As someone miserably over-prepared for every RPG encounter, Rune Factory’s dungeon bits have never really felt challenging, but it’s worth noting this one is quite a breeze. Cranking the difficulty up doesn’t change things much, so I spent most of my time playing on normal and chopping foes down in single-button combat. That may disappoint some folks, but I still found joy meandering about for new monsters to tame or farming other creatures for upgrade materials. The best parts about Rune Factory don’t come from its simple combat; its satisfaction lies more in micro-managing and collecting. Exploring and enjoying the world as Alice is a delight because of how many small, special elements work together. There’s not just one piece here that holds soul responsibility for making or breaking Rune Factory 5. 

Just as you’d expect from the series, I’m still going even after finishing up story threads, and I probably won’t stop playing Rune Factory 5 anytime soon. There’s so much heart there, and it’s still easy to love through its mess. I’m at that endgame stage that feels wildly satisfying, the point when you’ve upgraded damn near everything and have your spouse, kids, and farm. Now it’s all about getting better equipment and playing through again to see more marriage sequences. 

Anyway, as I reminiscence on nearly a decade of waiting and hoping, I can still say I’ve adored my time in Rigbarth. Hopefully, we see the journey find its way to PC, like R4 Special, to improve some of those technical failings, but I'm satisfied even if it doesn’t make that leap. 

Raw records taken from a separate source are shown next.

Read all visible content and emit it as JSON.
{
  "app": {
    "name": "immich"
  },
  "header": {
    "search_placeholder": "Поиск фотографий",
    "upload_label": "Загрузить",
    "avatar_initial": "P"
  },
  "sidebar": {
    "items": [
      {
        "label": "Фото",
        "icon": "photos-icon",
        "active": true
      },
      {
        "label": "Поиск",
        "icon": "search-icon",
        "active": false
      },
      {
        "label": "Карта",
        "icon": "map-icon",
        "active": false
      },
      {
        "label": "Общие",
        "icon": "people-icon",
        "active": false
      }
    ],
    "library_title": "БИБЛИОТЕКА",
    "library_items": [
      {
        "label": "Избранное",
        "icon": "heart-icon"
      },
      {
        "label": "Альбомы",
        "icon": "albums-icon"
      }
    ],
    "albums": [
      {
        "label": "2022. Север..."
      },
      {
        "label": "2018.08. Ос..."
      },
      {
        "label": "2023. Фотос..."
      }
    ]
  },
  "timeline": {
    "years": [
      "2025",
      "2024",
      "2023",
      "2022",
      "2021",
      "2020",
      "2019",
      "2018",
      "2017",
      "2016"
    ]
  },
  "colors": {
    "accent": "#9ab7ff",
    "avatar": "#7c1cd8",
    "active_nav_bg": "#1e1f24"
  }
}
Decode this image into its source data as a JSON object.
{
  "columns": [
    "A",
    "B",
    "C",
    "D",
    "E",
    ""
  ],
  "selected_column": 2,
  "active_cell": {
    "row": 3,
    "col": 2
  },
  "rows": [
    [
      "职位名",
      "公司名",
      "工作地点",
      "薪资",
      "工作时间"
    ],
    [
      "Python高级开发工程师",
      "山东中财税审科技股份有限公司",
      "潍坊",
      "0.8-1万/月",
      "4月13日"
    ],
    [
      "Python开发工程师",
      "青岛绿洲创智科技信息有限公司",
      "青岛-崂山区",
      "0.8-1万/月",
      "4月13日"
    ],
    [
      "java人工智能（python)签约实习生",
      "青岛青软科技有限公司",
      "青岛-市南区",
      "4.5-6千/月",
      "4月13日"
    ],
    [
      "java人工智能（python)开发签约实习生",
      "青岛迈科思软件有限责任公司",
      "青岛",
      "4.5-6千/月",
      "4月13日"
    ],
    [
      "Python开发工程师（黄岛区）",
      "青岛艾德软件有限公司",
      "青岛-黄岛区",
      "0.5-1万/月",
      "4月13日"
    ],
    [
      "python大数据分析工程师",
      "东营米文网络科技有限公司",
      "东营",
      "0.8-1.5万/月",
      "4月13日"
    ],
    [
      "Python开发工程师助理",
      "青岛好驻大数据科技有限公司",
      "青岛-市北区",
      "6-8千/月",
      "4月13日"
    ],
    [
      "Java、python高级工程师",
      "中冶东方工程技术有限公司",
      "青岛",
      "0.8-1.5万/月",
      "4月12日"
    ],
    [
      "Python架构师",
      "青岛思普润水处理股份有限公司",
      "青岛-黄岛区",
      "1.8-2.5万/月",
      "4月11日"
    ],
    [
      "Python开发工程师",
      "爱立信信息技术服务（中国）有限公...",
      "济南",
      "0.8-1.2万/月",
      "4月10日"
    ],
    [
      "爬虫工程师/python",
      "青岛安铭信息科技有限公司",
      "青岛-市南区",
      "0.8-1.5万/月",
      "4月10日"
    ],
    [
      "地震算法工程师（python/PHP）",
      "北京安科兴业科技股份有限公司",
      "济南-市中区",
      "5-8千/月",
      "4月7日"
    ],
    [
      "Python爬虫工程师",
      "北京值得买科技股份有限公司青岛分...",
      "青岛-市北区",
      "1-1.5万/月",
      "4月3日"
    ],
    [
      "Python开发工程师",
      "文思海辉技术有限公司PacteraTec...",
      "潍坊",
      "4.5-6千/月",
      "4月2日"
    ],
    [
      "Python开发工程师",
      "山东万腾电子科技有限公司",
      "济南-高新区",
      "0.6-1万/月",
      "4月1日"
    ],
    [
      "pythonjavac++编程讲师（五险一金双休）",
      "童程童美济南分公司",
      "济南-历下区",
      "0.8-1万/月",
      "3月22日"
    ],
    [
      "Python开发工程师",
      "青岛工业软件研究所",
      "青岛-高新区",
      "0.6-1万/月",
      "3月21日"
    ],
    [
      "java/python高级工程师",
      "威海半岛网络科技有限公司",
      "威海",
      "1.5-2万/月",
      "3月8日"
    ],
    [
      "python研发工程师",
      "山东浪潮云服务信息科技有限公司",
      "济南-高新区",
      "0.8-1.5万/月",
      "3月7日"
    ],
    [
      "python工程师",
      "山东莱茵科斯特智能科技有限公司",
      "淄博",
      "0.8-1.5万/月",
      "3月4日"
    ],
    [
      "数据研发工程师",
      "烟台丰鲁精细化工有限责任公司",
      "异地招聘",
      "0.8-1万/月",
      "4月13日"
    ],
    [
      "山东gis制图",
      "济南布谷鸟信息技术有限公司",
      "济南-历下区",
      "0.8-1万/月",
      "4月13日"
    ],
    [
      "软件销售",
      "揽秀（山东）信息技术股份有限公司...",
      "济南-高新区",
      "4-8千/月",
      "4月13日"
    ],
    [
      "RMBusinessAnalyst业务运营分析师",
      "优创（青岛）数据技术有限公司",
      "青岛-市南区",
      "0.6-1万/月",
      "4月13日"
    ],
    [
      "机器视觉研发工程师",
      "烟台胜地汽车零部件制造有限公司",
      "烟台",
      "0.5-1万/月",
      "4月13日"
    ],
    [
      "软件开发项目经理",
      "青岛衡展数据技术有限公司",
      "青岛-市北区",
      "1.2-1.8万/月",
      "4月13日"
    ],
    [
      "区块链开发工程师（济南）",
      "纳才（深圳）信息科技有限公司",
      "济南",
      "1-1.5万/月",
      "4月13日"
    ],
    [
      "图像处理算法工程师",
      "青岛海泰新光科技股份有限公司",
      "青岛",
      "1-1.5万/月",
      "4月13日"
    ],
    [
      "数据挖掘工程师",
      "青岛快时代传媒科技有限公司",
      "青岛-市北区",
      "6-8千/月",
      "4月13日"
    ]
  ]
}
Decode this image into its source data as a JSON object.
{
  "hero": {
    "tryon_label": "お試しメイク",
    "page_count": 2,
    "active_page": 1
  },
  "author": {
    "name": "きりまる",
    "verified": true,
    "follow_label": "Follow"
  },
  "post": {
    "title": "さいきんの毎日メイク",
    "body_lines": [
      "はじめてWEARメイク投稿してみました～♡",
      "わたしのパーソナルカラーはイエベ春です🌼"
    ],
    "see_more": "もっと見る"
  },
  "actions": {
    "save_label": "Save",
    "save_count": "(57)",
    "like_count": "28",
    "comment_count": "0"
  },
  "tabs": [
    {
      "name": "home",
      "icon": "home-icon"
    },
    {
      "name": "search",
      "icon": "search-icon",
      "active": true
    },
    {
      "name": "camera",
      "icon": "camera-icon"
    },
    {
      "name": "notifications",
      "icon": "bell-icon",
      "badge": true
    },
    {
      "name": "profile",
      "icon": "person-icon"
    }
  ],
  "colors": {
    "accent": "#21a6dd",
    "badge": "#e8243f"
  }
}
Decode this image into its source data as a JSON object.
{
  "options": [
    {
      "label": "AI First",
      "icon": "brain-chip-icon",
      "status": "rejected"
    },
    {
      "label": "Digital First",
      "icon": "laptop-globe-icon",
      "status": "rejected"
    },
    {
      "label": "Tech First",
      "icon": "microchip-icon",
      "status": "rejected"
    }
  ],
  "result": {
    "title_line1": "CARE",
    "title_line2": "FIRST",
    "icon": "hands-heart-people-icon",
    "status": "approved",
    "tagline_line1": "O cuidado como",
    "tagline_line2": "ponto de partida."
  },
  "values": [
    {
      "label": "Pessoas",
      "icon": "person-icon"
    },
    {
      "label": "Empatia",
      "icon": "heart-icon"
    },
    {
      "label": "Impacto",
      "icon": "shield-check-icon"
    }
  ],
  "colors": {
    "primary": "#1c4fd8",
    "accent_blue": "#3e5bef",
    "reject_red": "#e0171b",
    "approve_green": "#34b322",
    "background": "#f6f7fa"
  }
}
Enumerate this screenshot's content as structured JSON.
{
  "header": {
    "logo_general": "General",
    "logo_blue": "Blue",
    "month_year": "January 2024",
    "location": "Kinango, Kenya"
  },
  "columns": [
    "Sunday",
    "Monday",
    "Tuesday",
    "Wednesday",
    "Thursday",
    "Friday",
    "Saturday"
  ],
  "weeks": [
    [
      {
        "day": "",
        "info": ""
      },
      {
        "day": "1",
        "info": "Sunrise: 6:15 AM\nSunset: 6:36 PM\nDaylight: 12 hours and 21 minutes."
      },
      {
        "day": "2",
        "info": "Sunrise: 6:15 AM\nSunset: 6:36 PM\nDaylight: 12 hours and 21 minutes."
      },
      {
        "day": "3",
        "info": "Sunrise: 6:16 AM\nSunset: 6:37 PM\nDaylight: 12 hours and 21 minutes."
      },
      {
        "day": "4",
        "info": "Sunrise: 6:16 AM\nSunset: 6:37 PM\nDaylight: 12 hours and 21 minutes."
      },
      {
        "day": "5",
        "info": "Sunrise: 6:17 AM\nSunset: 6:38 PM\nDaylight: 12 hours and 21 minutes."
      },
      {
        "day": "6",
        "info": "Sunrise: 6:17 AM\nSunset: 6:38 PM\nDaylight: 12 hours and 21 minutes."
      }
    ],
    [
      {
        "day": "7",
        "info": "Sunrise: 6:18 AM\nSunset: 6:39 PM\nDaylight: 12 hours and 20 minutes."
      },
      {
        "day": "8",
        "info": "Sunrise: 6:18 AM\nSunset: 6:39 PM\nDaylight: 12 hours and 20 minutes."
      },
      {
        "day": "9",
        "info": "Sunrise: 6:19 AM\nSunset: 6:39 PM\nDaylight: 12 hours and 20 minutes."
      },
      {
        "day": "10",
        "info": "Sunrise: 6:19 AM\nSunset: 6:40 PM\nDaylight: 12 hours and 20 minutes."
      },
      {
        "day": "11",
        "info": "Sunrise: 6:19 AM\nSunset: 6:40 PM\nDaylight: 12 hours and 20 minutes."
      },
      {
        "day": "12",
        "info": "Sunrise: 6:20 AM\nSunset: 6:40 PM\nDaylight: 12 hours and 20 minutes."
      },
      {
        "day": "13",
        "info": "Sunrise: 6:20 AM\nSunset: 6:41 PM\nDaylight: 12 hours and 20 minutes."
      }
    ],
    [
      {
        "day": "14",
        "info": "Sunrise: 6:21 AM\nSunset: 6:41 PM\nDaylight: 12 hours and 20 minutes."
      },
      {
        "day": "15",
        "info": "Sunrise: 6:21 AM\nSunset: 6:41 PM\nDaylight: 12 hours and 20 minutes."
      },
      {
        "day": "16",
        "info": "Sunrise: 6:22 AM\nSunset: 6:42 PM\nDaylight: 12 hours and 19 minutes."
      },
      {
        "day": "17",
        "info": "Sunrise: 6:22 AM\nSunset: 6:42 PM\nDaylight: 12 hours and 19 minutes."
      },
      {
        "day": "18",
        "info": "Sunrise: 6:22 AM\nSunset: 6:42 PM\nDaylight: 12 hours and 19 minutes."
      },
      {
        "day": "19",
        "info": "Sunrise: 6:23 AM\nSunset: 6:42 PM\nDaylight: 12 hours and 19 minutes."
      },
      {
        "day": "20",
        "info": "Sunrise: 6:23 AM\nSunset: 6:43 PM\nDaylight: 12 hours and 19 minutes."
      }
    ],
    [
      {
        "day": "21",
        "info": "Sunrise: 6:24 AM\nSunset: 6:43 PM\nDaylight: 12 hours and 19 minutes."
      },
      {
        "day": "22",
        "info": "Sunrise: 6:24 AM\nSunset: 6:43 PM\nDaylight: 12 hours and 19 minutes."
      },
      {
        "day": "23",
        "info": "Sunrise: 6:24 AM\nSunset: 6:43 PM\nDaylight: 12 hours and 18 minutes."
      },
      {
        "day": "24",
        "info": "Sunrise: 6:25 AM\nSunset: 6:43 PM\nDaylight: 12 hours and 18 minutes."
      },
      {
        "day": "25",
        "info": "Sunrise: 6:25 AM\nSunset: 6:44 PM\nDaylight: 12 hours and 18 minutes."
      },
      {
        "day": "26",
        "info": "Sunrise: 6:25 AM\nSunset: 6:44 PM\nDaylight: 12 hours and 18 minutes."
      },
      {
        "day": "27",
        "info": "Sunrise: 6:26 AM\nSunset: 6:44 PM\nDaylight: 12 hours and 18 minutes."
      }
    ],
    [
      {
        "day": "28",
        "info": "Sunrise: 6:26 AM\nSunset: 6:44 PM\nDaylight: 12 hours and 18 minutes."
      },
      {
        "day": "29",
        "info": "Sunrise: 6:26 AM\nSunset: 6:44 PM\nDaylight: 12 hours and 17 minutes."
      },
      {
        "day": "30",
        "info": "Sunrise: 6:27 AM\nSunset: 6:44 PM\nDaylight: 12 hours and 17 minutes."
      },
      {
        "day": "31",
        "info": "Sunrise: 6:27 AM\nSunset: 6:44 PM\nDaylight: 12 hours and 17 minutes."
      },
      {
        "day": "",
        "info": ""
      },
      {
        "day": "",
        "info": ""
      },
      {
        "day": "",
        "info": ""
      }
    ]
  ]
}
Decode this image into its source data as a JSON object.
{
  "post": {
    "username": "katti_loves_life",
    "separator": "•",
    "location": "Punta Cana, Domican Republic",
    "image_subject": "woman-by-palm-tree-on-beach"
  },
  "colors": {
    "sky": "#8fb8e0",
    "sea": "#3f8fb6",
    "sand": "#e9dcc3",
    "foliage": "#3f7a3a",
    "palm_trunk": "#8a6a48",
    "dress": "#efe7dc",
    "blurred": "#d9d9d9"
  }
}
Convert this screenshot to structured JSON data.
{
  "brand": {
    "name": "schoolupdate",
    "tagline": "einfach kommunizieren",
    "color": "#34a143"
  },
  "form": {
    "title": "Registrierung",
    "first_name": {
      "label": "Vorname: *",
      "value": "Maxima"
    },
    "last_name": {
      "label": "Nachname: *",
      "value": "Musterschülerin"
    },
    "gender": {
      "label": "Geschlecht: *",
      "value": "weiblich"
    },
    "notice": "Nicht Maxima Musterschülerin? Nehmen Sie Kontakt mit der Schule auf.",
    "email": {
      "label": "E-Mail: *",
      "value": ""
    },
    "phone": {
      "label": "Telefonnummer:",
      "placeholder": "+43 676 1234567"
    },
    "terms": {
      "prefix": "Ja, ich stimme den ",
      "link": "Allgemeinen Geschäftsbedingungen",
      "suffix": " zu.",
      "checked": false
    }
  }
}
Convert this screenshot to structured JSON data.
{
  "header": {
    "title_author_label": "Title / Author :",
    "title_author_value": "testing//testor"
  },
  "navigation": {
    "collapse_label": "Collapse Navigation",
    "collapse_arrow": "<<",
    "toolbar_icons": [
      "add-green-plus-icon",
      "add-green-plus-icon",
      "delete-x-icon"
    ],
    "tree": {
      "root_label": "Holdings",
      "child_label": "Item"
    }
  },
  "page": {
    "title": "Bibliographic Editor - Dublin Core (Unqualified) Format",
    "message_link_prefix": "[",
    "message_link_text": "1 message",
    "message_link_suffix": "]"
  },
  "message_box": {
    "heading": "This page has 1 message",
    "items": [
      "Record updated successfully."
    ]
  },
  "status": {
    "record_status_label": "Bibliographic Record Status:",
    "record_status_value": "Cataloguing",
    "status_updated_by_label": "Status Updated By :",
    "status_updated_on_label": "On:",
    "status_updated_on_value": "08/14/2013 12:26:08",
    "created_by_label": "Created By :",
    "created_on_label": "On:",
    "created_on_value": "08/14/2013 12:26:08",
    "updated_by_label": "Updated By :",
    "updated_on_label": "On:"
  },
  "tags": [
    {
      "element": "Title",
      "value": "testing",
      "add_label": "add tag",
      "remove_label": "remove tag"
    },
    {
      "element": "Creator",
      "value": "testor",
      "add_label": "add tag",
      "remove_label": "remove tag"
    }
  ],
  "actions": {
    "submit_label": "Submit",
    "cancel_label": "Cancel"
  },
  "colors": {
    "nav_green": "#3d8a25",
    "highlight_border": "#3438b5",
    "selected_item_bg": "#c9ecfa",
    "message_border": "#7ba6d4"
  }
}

For all of its good and bad, Rune Factory 5 still manages to capture bits from the series that keep it enchanting. It’s rough around the edges in ways that are hard to ignore, but for those who can push through the occasional chugging, there’s a lot to love. Hakama’s latest vision for the series bodes well for future iterations, offering some much-needed change while remembering the pieces that make the series so beloved.